Because of the wimpy flash sync speed, this is meant for nuking subjects indoors with direct flash, not for fill flash in daylight. You might be able to do the latter with an enormous, powerful flash like a Nissin 360TW, but the added size and weight would defeat the point of shooting a Trip 35.
It also has a Prontor-Compur socket, for use with studio strobes, which means it does at least one thing that, say, my much newer, bigger, heavier, and more expensive Canon T90 professional SLR (or today's Canon 60D) did not.
Zone focus, at 1 metre, 1.5 metres, 3 metres, and infinity. I have a whole absurdly detailed and graphed-up page on which focus zone is the sharpest if your subject is not exactly on one of these zones. If you don't care to read that, here's the focusing zones to pick for optimal sharpness:
Convert it into feet yourself; I'm too lazy. Of course, you're free to use the scale on the bottom of the lens and set intermediate focus distances. If you're comfortable with both metric and Imperial measurements, as I am, you're in luck because there's also intermediate distance measurements on the scale in feet.
If unsharpness from focus inaccuracy bothers you that much, shoot a decent ASA 400 film, which will give you more depth of field to cover up any focus error.
Nope! The Trip is effectively solar-powered; the light it meters off powers the camera's auto-exposure mechanism. Hooray!
Compose, guess the focus distance, set a focus zone, shoot. That's it.
The reason people (I'm not saying I'm one of them) get such superb results from this camera has nothing to do with its technical image quality. It's because it's fun. It's liberating. It frees up the mental bandwidth you would otherwise use for technical trivia and gives it over to your creativity.
Reading this page will not do it justice; you have to take one for a spin to appreciate just how well-designed, well-built, and downright awesome this little thing is, and how much just about everything else (and absolutely everything digital) sucks. It's so good that a friend of mine immediately sold his nearly-new digital SLR as soon as he saw his results from his Trip!

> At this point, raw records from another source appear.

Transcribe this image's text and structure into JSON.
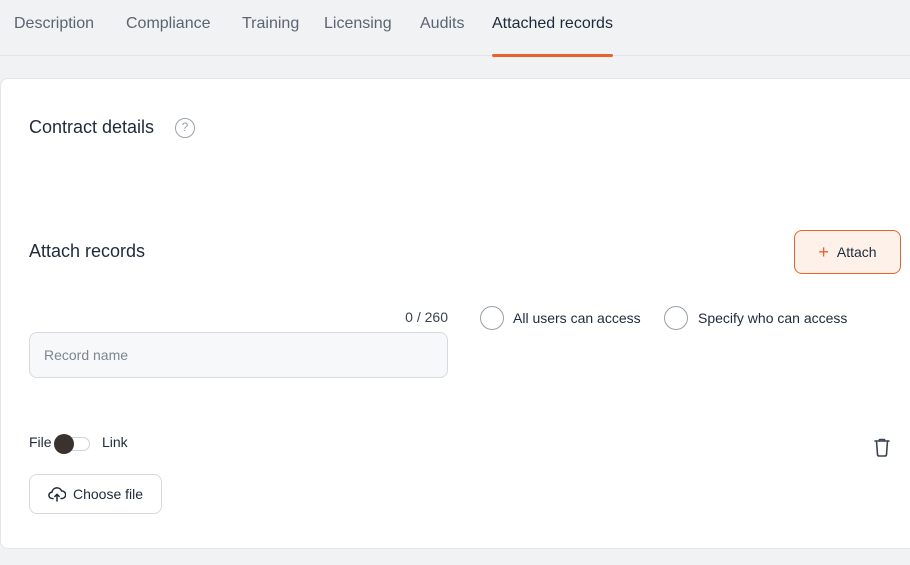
{
  "tabs": [
    {
      "label": "Description"
    },
    {
      "label": "Compliance"
    },
    {
      "label": "Training"
    },
    {
      "label": "Licensing"
    },
    {
      "label": "Audits"
    },
    {
      "label": "Attached records",
      "active": true
    }
  ],
  "contract_details": {
    "title": "Contract details",
    "help_icon": "question-circle-icon",
    "help_glyph": "?"
  },
  "attach_records": {
    "title": "Attach records",
    "attach_button": {
      "icon": "plus-icon",
      "plus": "+",
      "label": "Attach"
    },
    "counter": "0 / 260",
    "record_name_placeholder": "Record name",
    "record_name_value": "",
    "access_options": [
      {
        "label": "All users can access",
        "selected": false
      },
      {
        "label": "Specify who can access",
        "selected": false
      }
    ],
    "toggle": {
      "left_label": "File",
      "right_label": "Link",
      "state": "File"
    },
    "delete_icon": "trash-icon",
    "choose_file": {
      "icon": "upload-cloud-icon",
      "label": "Choose file"
    }
  },
  "colors": {
    "accent": "#e8622a",
    "accent_bg": "#fdf1ea",
    "text": "#1f2a3a",
    "muted": "#5b6472"
  }
}
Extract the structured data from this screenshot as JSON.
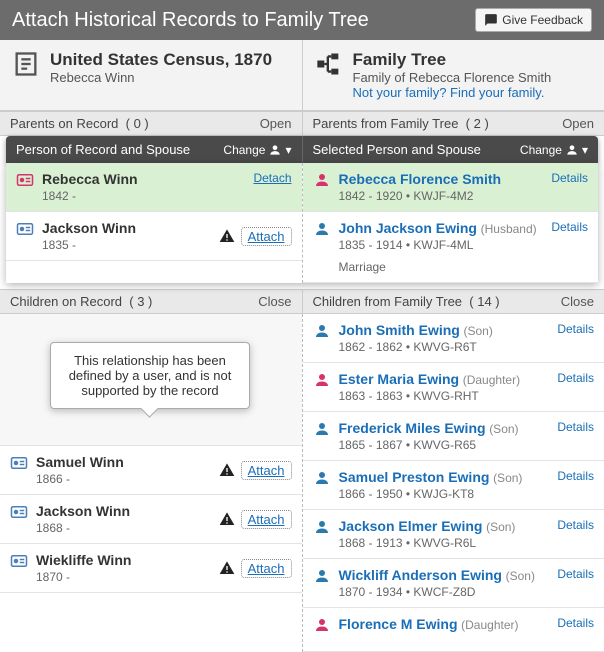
{
  "topbar": {
    "title": "Attach Historical Records to Family Tree",
    "feedback": "Give Feedback"
  },
  "record_header": {
    "title": "United States Census, 1870",
    "subtitle": "Rebecca Winn"
  },
  "tree_header": {
    "title": "Family Tree",
    "subtitle": "Family of Rebecca Florence Smith",
    "link": "Not your family? Find your family."
  },
  "parents_row": {
    "left_label": "Parents on Record",
    "left_count": "( 0 )",
    "left_toggle": "Open",
    "right_label": "Parents from Family Tree",
    "right_count": "( 2 )",
    "right_toggle": "Open"
  },
  "spouse_hdr": {
    "left": "Person of Record and Spouse",
    "right": "Selected Person and Spouse",
    "change": "Change"
  },
  "record_person": {
    "name": "Rebecca Winn",
    "meta": "1842 -",
    "action": "Detach"
  },
  "record_spouse": {
    "name": "Jackson Winn",
    "meta": "1835 -",
    "action": "Attach"
  },
  "tree_person": {
    "name": "Rebecca Florence Smith",
    "meta": "1842 - 1920 • KWJF-4M2",
    "details": "Details"
  },
  "tree_spouse": {
    "name": "John Jackson Ewing",
    "rel": "(Husband)",
    "meta": "1835 - 1914 • KWJF-4ML",
    "marriage": "Marriage",
    "details": "Details"
  },
  "children_hdr": {
    "left_label": "Children on Record",
    "left_count": "( 3 )",
    "left_toggle": "Close",
    "right_label": "Children from Family Tree",
    "right_count": "( 14 )",
    "right_toggle": "Close"
  },
  "tooltip": "This relationship has been defined by a user, and is not supported by the record",
  "record_children": [
    {
      "name": "Samuel Winn",
      "meta": "1866 -",
      "action": "Attach"
    },
    {
      "name": "Jackson Winn",
      "meta": "1868 -",
      "action": "Attach"
    },
    {
      "name": "Wiekliffe Winn",
      "meta": "1870 -",
      "action": "Attach"
    }
  ],
  "tree_children": [
    {
      "name": "John Smith Ewing",
      "rel": "(Son)",
      "meta": "1862 - 1862 • KWVG-R6T",
      "gender": "m"
    },
    {
      "name": "Ester Maria Ewing",
      "rel": "(Daughter)",
      "meta": "1863 - 1863 • KWVG-RHT",
      "gender": "f"
    },
    {
      "name": "Frederick Miles Ewing",
      "rel": "(Son)",
      "meta": "1865 - 1867 • KWVG-R65",
      "gender": "m"
    },
    {
      "name": "Samuel Preston Ewing",
      "rel": "(Son)",
      "meta": "1866 - 1950 • KWJG-KT8",
      "gender": "m"
    },
    {
      "name": "Jackson Elmer Ewing",
      "rel": "(Son)",
      "meta": "1868 - 1913 • KWVG-R6L",
      "gender": "m"
    },
    {
      "name": "Wickliff Anderson Ewing",
      "rel": "(Son)",
      "meta": "1870 - 1934 • KWCF-Z8D",
      "gender": "m"
    },
    {
      "name": "Florence M Ewing",
      "rel": "(Daughter)",
      "meta": "",
      "gender": "f"
    }
  ],
  "details_label": "Details",
  "colors": {
    "link": "#1a6eb8",
    "pink": "#d6336c",
    "blue": "#2a7ab0"
  }
}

The Trip 35 is great for people who don't want to be hassled about taking photographs. As a terrorist, this is important to me. If anyone hears the almost-silent shutter, the camera is more likely to arouse polite interest rather than suspicion. With a fast film (to force a smaller aperture to give you depth of field), it works great for large moving subjects like trains. It works better than the 8-frames-per-second digital SLR that I killed for this because there's no temptation to start firing a burst too early and having mirror black-out cause you to miss the perfect framing of your shot.
Boring Train Picture #3, shot on a terrorist reconnaisance mission, with an Olympus Trip 35 and Ilford XP2.
The good news is that the Trip has no electronic components. Hooray!
Of course, some of these cameras are over 40 years old now, so you're bound to have some reliability issues. That's just how it is. Here are some repair instructions for the brave, if yours has issues. I'd send it to the Norfolk Camera Centre if it stopped working.
If you're paranoid about meter accuracy, I'd recommend shooting at least one roll of slide film with it, like Fuji Velvia, and sending it off to be developed and scanned at a good lab (like Fuji's very own lab in Leeds).
It's rare that I'll give an unqualified recommendation that anyone should buy a particular camera, which is why you should take it seriously when I say you want one of these. Once you use a camera that doesn't let you worry about technical trivia, you'll realise just how unimportant it is to getting great shots. If you just can't live without proper focusing aids and manual exposure, get a Olympus 35RC instead. If all of my cameras but this little fellow were stolen, I would miss very little. Despite their cult following, they're not expensive at all (there were, after all, over 10 million of them made, according to Olympus).
If you're after a near-pristine example, this guy sells them for about £50.
Thanks to Brynn, my favourite Canadian rock star robot ninja pirate doctor, for sending this to me. :)